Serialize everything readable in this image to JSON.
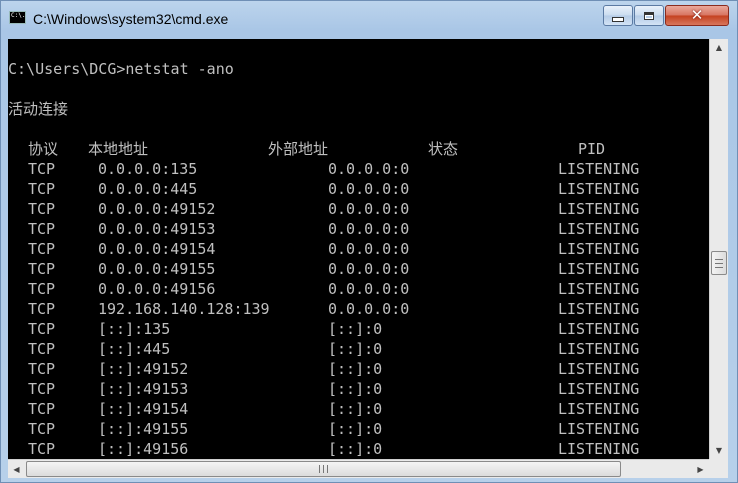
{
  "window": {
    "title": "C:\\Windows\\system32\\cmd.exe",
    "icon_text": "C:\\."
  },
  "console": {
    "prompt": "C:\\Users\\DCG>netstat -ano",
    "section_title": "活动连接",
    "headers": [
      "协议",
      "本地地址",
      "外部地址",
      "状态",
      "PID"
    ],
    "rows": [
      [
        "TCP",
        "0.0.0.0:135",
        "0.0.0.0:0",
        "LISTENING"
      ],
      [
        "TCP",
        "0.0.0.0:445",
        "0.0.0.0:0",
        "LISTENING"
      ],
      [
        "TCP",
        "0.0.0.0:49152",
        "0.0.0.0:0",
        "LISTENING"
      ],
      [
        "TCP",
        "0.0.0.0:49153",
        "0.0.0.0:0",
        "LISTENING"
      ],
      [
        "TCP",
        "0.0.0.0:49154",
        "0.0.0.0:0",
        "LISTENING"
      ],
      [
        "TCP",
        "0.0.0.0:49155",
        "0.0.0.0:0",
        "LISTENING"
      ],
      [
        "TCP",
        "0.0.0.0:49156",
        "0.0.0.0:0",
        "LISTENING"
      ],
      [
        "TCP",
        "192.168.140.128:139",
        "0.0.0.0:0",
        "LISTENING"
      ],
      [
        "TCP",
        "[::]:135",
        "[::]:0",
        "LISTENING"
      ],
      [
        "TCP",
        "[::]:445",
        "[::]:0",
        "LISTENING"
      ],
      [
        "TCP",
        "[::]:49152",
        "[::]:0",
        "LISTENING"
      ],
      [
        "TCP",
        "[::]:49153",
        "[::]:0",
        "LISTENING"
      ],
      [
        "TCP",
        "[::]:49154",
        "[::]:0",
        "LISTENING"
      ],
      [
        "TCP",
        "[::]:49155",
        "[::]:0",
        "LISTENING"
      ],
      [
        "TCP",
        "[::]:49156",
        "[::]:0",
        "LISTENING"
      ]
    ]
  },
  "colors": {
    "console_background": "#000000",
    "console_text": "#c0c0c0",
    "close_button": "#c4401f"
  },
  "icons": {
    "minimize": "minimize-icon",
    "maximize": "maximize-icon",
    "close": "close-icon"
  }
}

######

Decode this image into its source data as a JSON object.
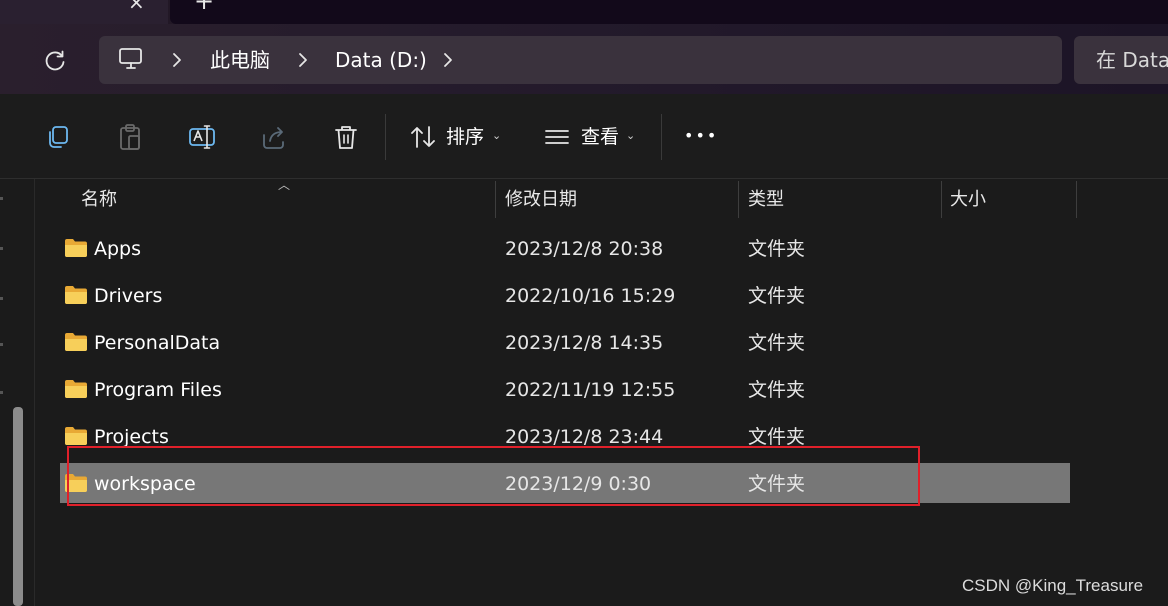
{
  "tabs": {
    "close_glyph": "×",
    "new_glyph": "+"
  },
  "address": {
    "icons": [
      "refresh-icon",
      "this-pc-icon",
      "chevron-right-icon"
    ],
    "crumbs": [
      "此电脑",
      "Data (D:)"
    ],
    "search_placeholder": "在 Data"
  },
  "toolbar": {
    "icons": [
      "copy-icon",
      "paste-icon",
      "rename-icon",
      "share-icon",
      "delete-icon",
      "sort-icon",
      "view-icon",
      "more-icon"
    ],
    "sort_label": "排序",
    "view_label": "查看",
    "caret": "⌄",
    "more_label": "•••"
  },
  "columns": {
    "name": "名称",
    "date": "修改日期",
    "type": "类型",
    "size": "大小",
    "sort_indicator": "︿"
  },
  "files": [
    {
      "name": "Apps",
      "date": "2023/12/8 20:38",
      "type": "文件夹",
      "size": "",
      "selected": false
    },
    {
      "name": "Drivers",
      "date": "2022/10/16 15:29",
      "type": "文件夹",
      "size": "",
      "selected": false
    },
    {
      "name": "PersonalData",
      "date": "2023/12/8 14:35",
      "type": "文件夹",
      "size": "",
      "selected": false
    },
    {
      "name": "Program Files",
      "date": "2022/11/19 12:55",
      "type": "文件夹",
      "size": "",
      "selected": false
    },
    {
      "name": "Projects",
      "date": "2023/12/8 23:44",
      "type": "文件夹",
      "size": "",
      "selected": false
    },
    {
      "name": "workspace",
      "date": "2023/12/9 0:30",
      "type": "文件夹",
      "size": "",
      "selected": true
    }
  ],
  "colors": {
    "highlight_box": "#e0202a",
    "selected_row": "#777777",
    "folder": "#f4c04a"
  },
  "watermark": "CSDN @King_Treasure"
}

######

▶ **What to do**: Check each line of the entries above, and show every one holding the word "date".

▶ **Result below**:
    "date": "修改日期",
      "date": "2023/12/8 20:38",
      "date": "2022/10/16 15:29",
      "date": "2023/12/8 14:35",
      "date": "2022/11/19 12:55",
      "date": "2023/12/8 23:44",
      "date": "2023/12/9 0:30",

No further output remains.